Citizen grand juries -- be careful what you wish for

Some Americans, frustrated by the lack of success of various legal attempts to prove that President Obama is not a natural born citizen, are pushing the notion of "citizen grand juries" as a means of delivering an indictment against the president.

The idea, promoted by websites like American Grand Jury, goes like this:
  • The U.S. Constitution requires that no person can be tried in a major criminal case unless indicted by a grand jury.
  • A grand jury is composed of citizens who are not in any way agents of the government.
  • The Constitution does not require that the government supervise the formation or operation of a grand jury.
  • Therefore, citizens have the right to form ad hoc grand juries for the purpose of handing down indictments to prosecutors.
I haven't taken sufficient time to study the legal merits of this argument, but the very notion smacks of vigilante justice to me. Grand juries formed by angry citizens frustrated at government inaction on whatever issue led to the formation of the grand jury can hardly be expected to be objective evaluators of the evidence at hand.

To those who favor this idea: Are you sure you want to open this Pandora's Box? If you insist the concept of citizen grand juries is valid for your hot-button issue (i.e. Obama's citizenship), will you continue to support the concept when it is used by the various denizens of the radical Left to air their grievances?

The Left is very good at using a society's institutions as weapons against that society.

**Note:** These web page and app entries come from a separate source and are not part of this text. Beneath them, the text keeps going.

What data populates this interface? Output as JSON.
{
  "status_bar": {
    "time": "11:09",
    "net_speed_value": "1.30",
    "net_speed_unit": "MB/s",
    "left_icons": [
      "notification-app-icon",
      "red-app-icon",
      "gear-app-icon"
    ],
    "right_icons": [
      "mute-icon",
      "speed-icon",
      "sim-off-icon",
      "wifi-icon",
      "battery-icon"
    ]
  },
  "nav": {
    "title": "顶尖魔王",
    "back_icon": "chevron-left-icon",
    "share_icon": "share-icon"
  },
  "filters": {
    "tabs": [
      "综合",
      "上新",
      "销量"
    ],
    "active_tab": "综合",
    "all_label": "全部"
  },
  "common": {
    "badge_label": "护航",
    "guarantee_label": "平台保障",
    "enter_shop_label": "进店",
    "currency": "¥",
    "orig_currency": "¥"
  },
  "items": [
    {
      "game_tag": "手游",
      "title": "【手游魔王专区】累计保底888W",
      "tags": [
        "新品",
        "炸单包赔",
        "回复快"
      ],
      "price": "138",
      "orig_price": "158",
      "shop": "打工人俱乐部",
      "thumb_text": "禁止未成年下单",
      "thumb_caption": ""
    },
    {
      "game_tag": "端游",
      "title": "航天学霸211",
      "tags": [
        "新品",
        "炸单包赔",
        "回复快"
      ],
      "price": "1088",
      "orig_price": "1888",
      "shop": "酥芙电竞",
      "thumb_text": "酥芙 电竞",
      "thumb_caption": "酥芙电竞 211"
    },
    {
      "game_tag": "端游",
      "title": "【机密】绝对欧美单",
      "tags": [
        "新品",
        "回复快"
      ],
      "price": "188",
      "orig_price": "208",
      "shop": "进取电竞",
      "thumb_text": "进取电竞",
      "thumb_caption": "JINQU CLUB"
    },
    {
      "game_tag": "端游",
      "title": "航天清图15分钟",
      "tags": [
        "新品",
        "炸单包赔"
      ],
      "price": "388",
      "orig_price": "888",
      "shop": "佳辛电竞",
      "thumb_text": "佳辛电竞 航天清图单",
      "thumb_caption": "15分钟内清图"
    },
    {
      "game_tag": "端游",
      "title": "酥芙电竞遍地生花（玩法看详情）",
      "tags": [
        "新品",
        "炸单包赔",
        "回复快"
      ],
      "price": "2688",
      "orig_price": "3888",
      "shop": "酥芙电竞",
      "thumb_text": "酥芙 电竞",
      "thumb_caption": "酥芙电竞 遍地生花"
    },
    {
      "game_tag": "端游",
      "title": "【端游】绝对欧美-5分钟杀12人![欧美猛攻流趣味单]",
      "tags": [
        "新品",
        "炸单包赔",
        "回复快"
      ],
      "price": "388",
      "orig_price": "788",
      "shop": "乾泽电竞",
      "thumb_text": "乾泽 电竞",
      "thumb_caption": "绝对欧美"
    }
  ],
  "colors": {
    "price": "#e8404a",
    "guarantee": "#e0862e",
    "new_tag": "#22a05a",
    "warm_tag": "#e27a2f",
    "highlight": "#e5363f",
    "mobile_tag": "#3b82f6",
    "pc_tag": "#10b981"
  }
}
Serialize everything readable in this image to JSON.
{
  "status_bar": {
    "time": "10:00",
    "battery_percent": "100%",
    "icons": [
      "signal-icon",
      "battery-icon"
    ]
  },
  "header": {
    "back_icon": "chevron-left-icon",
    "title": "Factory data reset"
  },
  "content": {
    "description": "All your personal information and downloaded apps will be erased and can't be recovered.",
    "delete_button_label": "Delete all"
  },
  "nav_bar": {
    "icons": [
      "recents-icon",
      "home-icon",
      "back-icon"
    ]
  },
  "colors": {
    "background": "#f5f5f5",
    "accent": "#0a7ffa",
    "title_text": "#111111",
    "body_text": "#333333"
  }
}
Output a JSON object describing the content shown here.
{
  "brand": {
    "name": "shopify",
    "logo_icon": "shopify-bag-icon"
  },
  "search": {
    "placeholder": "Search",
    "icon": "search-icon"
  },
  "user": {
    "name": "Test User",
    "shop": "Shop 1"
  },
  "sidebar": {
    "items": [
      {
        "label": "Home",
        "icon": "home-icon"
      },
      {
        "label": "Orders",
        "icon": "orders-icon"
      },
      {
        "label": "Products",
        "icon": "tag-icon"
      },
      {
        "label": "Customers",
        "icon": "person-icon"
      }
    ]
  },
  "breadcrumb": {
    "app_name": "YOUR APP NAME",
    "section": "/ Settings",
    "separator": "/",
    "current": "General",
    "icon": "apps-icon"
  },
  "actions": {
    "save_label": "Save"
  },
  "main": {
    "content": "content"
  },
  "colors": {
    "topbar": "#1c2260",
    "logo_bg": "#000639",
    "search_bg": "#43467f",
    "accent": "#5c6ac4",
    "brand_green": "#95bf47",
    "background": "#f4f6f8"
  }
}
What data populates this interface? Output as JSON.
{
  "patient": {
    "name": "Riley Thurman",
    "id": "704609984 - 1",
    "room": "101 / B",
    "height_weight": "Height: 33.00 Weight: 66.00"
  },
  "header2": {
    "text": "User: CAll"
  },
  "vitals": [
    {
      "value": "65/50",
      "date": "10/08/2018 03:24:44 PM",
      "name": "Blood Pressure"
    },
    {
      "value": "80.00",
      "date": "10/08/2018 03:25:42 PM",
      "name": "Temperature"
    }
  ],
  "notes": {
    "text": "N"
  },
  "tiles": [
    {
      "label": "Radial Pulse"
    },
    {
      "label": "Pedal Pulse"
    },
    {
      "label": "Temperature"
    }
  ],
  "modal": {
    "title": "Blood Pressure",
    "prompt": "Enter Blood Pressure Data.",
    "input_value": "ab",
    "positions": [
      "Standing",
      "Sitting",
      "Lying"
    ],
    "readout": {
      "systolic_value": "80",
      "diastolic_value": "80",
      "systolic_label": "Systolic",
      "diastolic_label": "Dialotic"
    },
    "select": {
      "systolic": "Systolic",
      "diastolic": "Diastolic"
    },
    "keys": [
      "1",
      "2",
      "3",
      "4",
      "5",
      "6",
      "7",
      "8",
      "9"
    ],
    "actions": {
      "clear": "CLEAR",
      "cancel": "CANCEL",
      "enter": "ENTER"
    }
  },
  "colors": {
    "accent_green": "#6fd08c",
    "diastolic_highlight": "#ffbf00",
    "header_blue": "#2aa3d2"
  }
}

I don't recommend giving them more weapons than they already have. Their abuse of this tool will far outweigh any legitimate use you would make of it.


Michelle said...

Sounds a bit scary to me too--a little like a lynch mob. The strength of our nation is that we rely on the rule of law. A citizen vigilante group cannot be depended on to uphold the law, I think. However, I don't really think our court system is currently doing a stellar job of upholding the law. What we need is to return back to the rule of law, not expand lawlessness.

Tim said...

Well said, Michelle.